▶ [PROBLEM STATEMENT]: Any pictures in the records below should be skipped; write out everything else exactly.
───
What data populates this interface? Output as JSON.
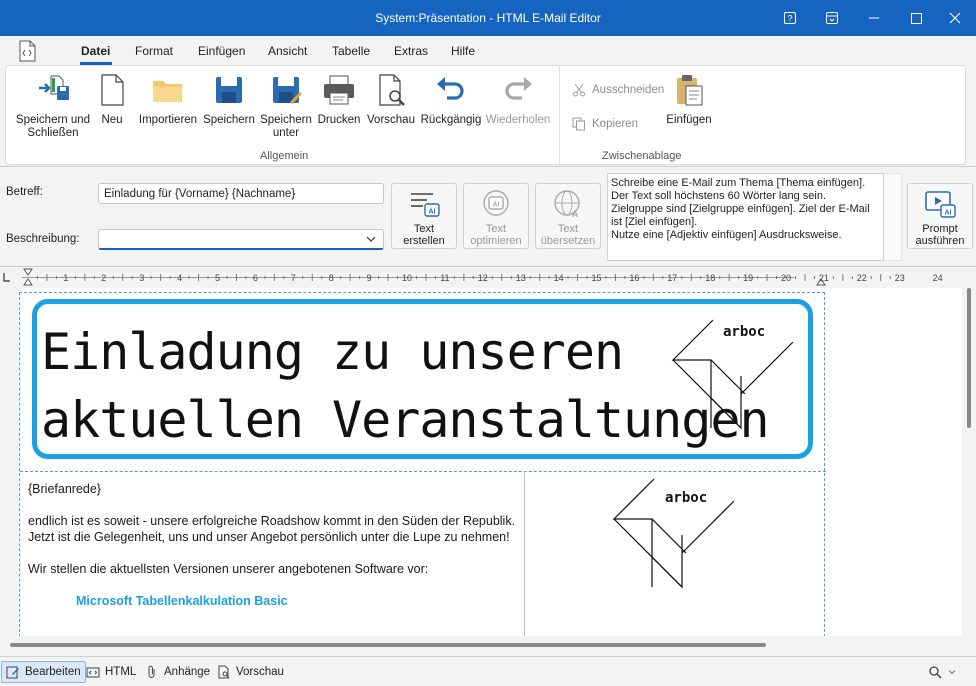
{
  "window": {
    "title": "System:Präsentation - HTML E-Mail Editor"
  },
  "menu": {
    "tabs": [
      {
        "label": "Datei",
        "active": true
      },
      {
        "label": "Format"
      },
      {
        "label": "Einfügen"
      },
      {
        "label": "Ansicht"
      },
      {
        "label": "Tabelle"
      },
      {
        "label": "Extras"
      },
      {
        "label": "Hilfe"
      }
    ]
  },
  "ribbon": {
    "general": {
      "label": "Allgemein",
      "buttons": [
        {
          "label": "Speichern und\nSchließen",
          "icon": "save-close-icon"
        },
        {
          "label": "Neu",
          "icon": "new-document-icon"
        },
        {
          "label": "Importieren",
          "icon": "folder-icon"
        },
        {
          "label": "Speichern",
          "icon": "save-icon"
        },
        {
          "label": "Speichern\nunter",
          "icon": "save-as-icon"
        },
        {
          "label": "Drucken",
          "icon": "printer-icon"
        },
        {
          "label": "Vorschau",
          "icon": "preview-icon"
        },
        {
          "label": "Rückgängig",
          "icon": "undo-icon"
        },
        {
          "label": "Wiederholen",
          "icon": "redo-icon",
          "disabled": true
        }
      ]
    },
    "clipboard": {
      "label": "Zwischenablage",
      "cut": "Ausschneiden",
      "copy": "Kopieren",
      "paste": "Einfügen"
    }
  },
  "form": {
    "subject_label": "Betreff:",
    "subject_value": "Einladung für {Vorname} {Nachname}",
    "description_label": "Beschreibung:",
    "description_value": "",
    "ai_buttons": [
      {
        "label": "Text\nerstellen",
        "disabled": false
      },
      {
        "label": "Text\noptimieren",
        "disabled": true
      },
      {
        "label": "Text\nübersetzen",
        "disabled": true
      }
    ],
    "prompt_text": "Schreibe eine E-Mail zum Thema [Thema einfügen].\nDer Text soll höchstens 60 Wörter lang sein.\nZielgruppe sind [Zielgruppe einfügen]. Ziel der E-Mail ist [Ziel einfügen].\nNutze eine [Adjektiv einfügen] Ausdrucksweise.",
    "run_prompt_label": "Prompt\nausführen"
  },
  "ruler": {
    "numbers": [
      "1",
      "2",
      "3",
      "4",
      "5",
      "6",
      "7",
      "8",
      "9",
      "10",
      "11",
      "12",
      "13",
      "14",
      "15",
      "16",
      "17",
      "18",
      "19",
      "20",
      "21",
      "22",
      "23",
      "24"
    ]
  },
  "document": {
    "headline_line1": "Einladung zu unseren",
    "headline_line2": "aktuellen Veranstaltungen",
    "logo_text": "arboc",
    "salutation": "{Briefanrede}",
    "paragraph1": "endlich ist es soweit - unsere erfolgreiche Roadshow kommt in den Süden der Republik. Jetzt ist die Gelegenheit, uns und unser Angebot persönlich unter die Lupe zu nehmen!",
    "paragraph2": "Wir stellen die aktuellsten Versionen unserer angebotenen Software vor:",
    "list_item1": "Microsoft Tabellenkalkulation Basic"
  },
  "statusbar": {
    "edit": "Bearbeiten",
    "html": "HTML",
    "attachments": "Anhänge",
    "preview": "Vorschau"
  },
  "colors": {
    "titlebar": "#1565c0",
    "accent": "#1ba1e2"
  }
}
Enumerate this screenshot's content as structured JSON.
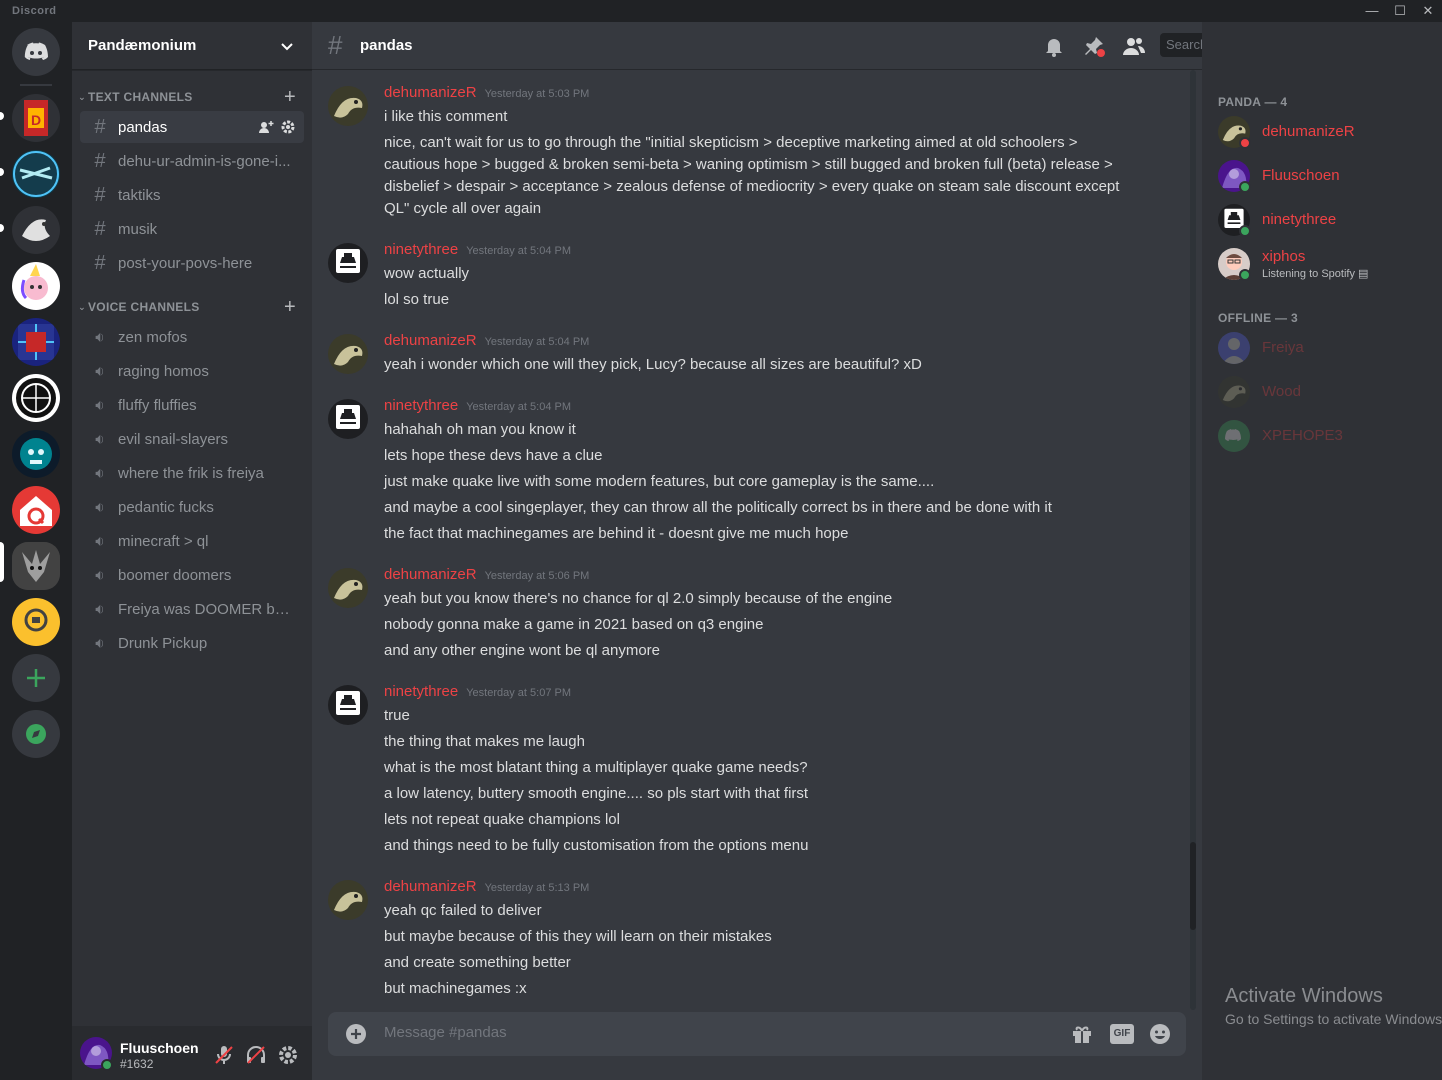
{
  "titlebar": {
    "brand": "Discord",
    "minimize": "—",
    "maximize": "☐",
    "close": "✕"
  },
  "server": {
    "name": "Pandæmonium"
  },
  "categories": {
    "text": "TEXT CHANNELS",
    "voice": "VOICE CHANNELS"
  },
  "text_channels": [
    "pandas",
    "dehu-ur-admin-is-gone-i...",
    "taktiks",
    "musik",
    "post-your-povs-here"
  ],
  "voice_channels": [
    "zen mofos",
    "raging homos",
    "fluffy fluffies",
    "evil snail-slayers",
    "where the frik is freiya",
    "pedantic fucks",
    "minecraft > ql",
    "boomer doomers",
    "Freiya was DOOMER bef...",
    "Drunk Pickup"
  ],
  "user": {
    "name": "Fluuschoen",
    "tag": "#1632"
  },
  "channel": {
    "title": "pandas",
    "search_placeholder": "Search"
  },
  "messages": [
    {
      "author": "dehumanizeR",
      "time": "Yesterday at 5:03 PM",
      "avatar": "lizard",
      "lines": [
        "i like this comment",
        "nice, can't wait for us to go through the \"initial skepticism > deceptive marketing aimed at old schoolers >",
        "cautious hope > bugged & broken semi-beta > waning optimism > still bugged and broken full (beta) release >",
        "disbelief > despair > acceptance > zealous defense of mediocrity > every quake on steam sale discount except",
        "QL\" cycle all over again"
      ]
    },
    {
      "author": "ninetythree",
      "time": "Yesterday at 5:04 PM",
      "avatar": "badge",
      "lines": [
        "wow actually",
        "lol so true"
      ]
    },
    {
      "author": "dehumanizeR",
      "time": "Yesterday at 5:04 PM",
      "avatar": "lizard",
      "lines": [
        "yeah i wonder which one will they pick, Lucy? because all sizes are beautiful? xD"
      ]
    },
    {
      "author": "ninetythree",
      "time": "Yesterday at 5:04 PM",
      "avatar": "badge",
      "lines": [
        "hahahah oh man you know it",
        "lets hope these devs have a clue",
        "just make quake live with some modern features, but core gameplay is the same....",
        "and maybe a cool singeplayer, they can throw all the politically correct bs in there and be done with it",
        "the fact that machinegames are behind it - doesnt give me much hope"
      ]
    },
    {
      "author": "dehumanizeR",
      "time": "Yesterday at 5:06 PM",
      "avatar": "lizard",
      "lines": [
        "yeah but you know there's no chance for ql 2.0 simply because of the engine",
        "nobody gonna make a game in 2021 based on q3 engine",
        "and any other engine wont be ql anymore"
      ]
    },
    {
      "author": "ninetythree",
      "time": "Yesterday at 5:07 PM",
      "avatar": "badge",
      "lines": [
        "true",
        "the thing that makes me laugh",
        "what is the most blatant thing a multiplayer quake game needs?",
        "a low latency, buttery smooth engine.... so pls start with that first",
        "lets not repeat quake champions lol",
        "and things need to be fully customisation from the options menu"
      ]
    },
    {
      "author": "dehumanizeR",
      "time": "Yesterday at 5:13 PM",
      "avatar": "lizard",
      "lines": [
        "yeah qc failed to deliver",
        "but maybe because of this they will learn on their mistakes",
        "and create something better",
        "but machinegames :x"
      ]
    }
  ],
  "composer": {
    "placeholder": "Message #pandas",
    "gif_label": "GIF"
  },
  "members": {
    "online_header": "PANDA — 4",
    "offline_header": "OFFLINE — 3",
    "online": [
      {
        "name": "dehumanizeR",
        "status": "dnd",
        "activity": ""
      },
      {
        "name": "Fluuschoen",
        "status": "online",
        "activity": ""
      },
      {
        "name": "ninetythree",
        "status": "online",
        "activity": ""
      },
      {
        "name": "xiphos",
        "status": "online",
        "activity": "Listening to Spotify"
      }
    ],
    "offline": [
      {
        "name": "Freiya"
      },
      {
        "name": "Wood"
      },
      {
        "name": "XPEHOPE3"
      }
    ]
  },
  "watermark": {
    "line1": "Activate Windows",
    "line2": "Go to Settings to activate Windows."
  },
  "colors": {
    "accent": "#ed4245",
    "online": "#3ba55d",
    "dnd": "#ed4245",
    "blurple": "#5865f2"
  }
}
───
▶ [RESULT OF THE EXERCISE]:
What data populates this interface? Output as JSON.
{
  "window": {
    "title": "System:Präsentation - HTML E-Mail Editor"
  },
  "menu": {
    "tabs": [
      {
        "label": "Datei",
        "active": true
      },
      {
        "label": "Format"
      },
      {
        "label": "Einfügen"
      },
      {
        "label": "Ansicht"
      },
      {
        "label": "Tabelle"
      },
      {
        "label": "Extras"
      },
      {
        "label": "Hilfe"
      }
    ]
  },
  "ribbon": {
    "general": {
      "label": "Allgemein",
      "buttons": [
        {
          "label": "Speichern und\nSchließen",
          "icon": "save-close-icon"
        },
        {
          "label": "Neu",
          "icon": "new-document-icon"
        },
        {
          "label": "Importieren",
          "icon": "folder-icon"
        },
        {
          "label": "Speichern",
          "icon": "save-icon"
        },
        {
          "label": "Speichern\nunter",
          "icon": "save-as-icon"
        },
        {
          "label": "Drucken",
          "icon": "printer-icon"
        },
        {
          "label": "Vorschau",
          "icon": "preview-icon"
        },
        {
          "label": "Rückgängig",
          "icon": "undo-icon"
        },
        {
          "label": "Wiederholen",
          "icon": "redo-icon",
          "disabled": true
        }
      ]
    },
    "clipboard": {
      "label": "Zwischenablage",
      "cut": "Ausschneiden",
      "copy": "Kopieren",
      "paste": "Einfügen"
    }
  },
  "form": {
    "subject_label": "Betreff:",
    "subject_value": "Einladung für {Vorname} {Nachname}",
    "description_label": "Beschreibung:",
    "description_value": "",
    "ai_buttons": [
      {
        "label": "Text\nerstellen",
        "disabled": false
      },
      {
        "label": "Text\noptimieren",
        "disabled": true
      },
      {
        "label": "Text\nübersetzen",
        "disabled": true
      }
    ],
    "prompt_text": "Schreibe eine E-Mail zum Thema [Thema einfügen].\nDer Text soll höchstens 60 Wörter lang sein.\nZielgruppe sind [Zielgruppe einfügen]. Ziel der E-Mail ist [Ziel einfügen].\nNutze eine [Adjektiv einfügen] Ausdrucksweise.",
    "run_prompt_label": "Prompt\nausführen"
  },
  "ruler": {
    "numbers": [
      "1",
      "2",
      "3",
      "4",
      "5",
      "6",
      "7",
      "8",
      "9",
      "10",
      "11",
      "12",
      "13",
      "14",
      "15",
      "16",
      "17",
      "18",
      "19",
      "20",
      "21",
      "22",
      "23",
      "24"
    ]
  },
  "document": {
    "headline_line1": "Einladung zu unseren",
    "headline_line2": "aktuellen Veranstaltungen",
    "logo_text": "arboc",
    "salutation": "{Briefanrede}",
    "paragraph1": "endlich ist es soweit - unsere erfolgreiche Roadshow kommt in den Süden der Republik. Jetzt ist die Gelegenheit, uns und unser Angebot persönlich unter die Lupe zu nehmen!",
    "paragraph2": "Wir stellen die aktuellsten Versionen unserer angebotenen Software vor:",
    "list_item1": "Microsoft Tabellenkalkulation Basic"
  },
  "statusbar": {
    "edit": "Bearbeiten",
    "html": "HTML",
    "attachments": "Anhänge",
    "preview": "Vorschau"
  },
  "colors": {
    "titlebar": "#1565c0",
    "accent": "#1ba1e2"
  }
}
Enumerate this screenshot's content as structured JSON.
{
  "titlebar": {
    "brand": "Discord",
    "minimize": "—",
    "maximize": "☐",
    "close": "✕"
  },
  "server": {
    "name": "Pandæmonium"
  },
  "categories": {
    "text": "TEXT CHANNELS",
    "voice": "VOICE CHANNELS"
  },
  "text_channels": [
    "pandas",
    "dehu-ur-admin-is-gone-i...",
    "taktiks",
    "musik",
    "post-your-povs-here"
  ],
  "voice_channels": [
    "zen mofos",
    "raging homos",
    "fluffy fluffies",
    "evil snail-slayers",
    "where the frik is freiya",
    "pedantic fucks",
    "minecraft > ql",
    "boomer doomers",
    "Freiya was DOOMER bef...",
    "Drunk Pickup"
  ],
  "user": {
    "name": "Fluuschoen",
    "tag": "#1632"
  },
  "channel": {
    "title": "pandas",
    "search_placeholder": "Search"
  },
  "messages": [
    {
      "author": "dehumanizeR",
      "time": "Yesterday at 5:03 PM",
      "avatar": "lizard",
      "lines": [
        "i like this comment",
        "nice, can't wait for us to go through the \"initial skepticism > deceptive marketing aimed at old schoolers >",
        "cautious hope > bugged & broken semi-beta > waning optimism > still bugged and broken full (beta) release >",
        "disbelief > despair > acceptance > zealous defense of mediocrity > every quake on steam sale discount except",
        "QL\" cycle all over again"
      ]
    },
    {
      "author": "ninetythree",
      "time": "Yesterday at 5:04 PM",
      "avatar": "badge",
      "lines": [
        "wow actually",
        "lol so true"
      ]
    },
    {
      "author": "dehumanizeR",
      "time": "Yesterday at 5:04 PM",
      "avatar": "lizard",
      "lines": [
        "yeah i wonder which one will they pick, Lucy? because all sizes are beautiful? xD"
      ]
    },
    {
      "author": "ninetythree",
      "time": "Yesterday at 5:04 PM",
      "avatar": "badge",
      "lines": [
        "hahahah oh man you know it",
        "lets hope these devs have a clue",
        "just make quake live with some modern features, but core gameplay is the same....",
        "and maybe a cool singeplayer, they can throw all the politically correct bs in there and be done with it",
        "the fact that machinegames are behind it - doesnt give me much hope"
      ]
    },
    {
      "author": "dehumanizeR",
      "time": "Yesterday at 5:06 PM",
      "avatar": "lizard",
      "lines": [
        "yeah but you know there's no chance for ql 2.0 simply because of the engine",
        "nobody gonna make a game in 2021 based on q3 engine",
        "and any other engine wont be ql anymore"
      ]
    },
    {
      "author": "ninetythree",
      "time": "Yesterday at 5:07 PM",
      "avatar": "badge",
      "lines": [
        "true",
        "the thing that makes me laugh",
        "what is the most blatant thing a multiplayer quake game needs?",
        "a low latency, buttery smooth engine.... so pls start with that first",
        "lets not repeat quake champions lol",
        "and things need to be fully customisation from the options menu"
      ]
    },
    {
      "author": "dehumanizeR",
      "time": "Yesterday at 5:13 PM",
      "avatar": "lizard",
      "lines": [
        "yeah qc failed to deliver",
        "but maybe because of this they will learn on their mistakes",
        "and create something better",
        "but machinegames :x"
      ]
    }
  ],
  "composer": {
    "placeholder": "Message #pandas",
    "gif_label": "GIF"
  },
  "members": {
    "online_header": "PANDA — 4",
    "offline_header": "OFFLINE — 3",
    "online": [
      {
        "name": "dehumanizeR",
        "status": "dnd",
        "activity": ""
      },
      {
        "name": "Fluuschoen",
        "status": "online",
        "activity": ""
      },
      {
        "name": "ninetythree",
        "status": "online",
        "activity": ""
      },
      {
        "name": "xiphos",
        "status": "online",
        "activity": "Listening to Spotify"
      }
    ],
    "offline": [
      {
        "name": "Freiya"
      },
      {
        "name": "Wood"
      },
      {
        "name": "XPEHOPE3"
      }
    ]
  },
  "watermark": {
    "line1": "Activate Windows",
    "line2": "Go to Settings to activate Windows."
  },
  "colors": {
    "accent": "#ed4245",
    "online": "#3ba55d",
    "dnd": "#ed4245",
    "blurple": "#5865f2"
  }
}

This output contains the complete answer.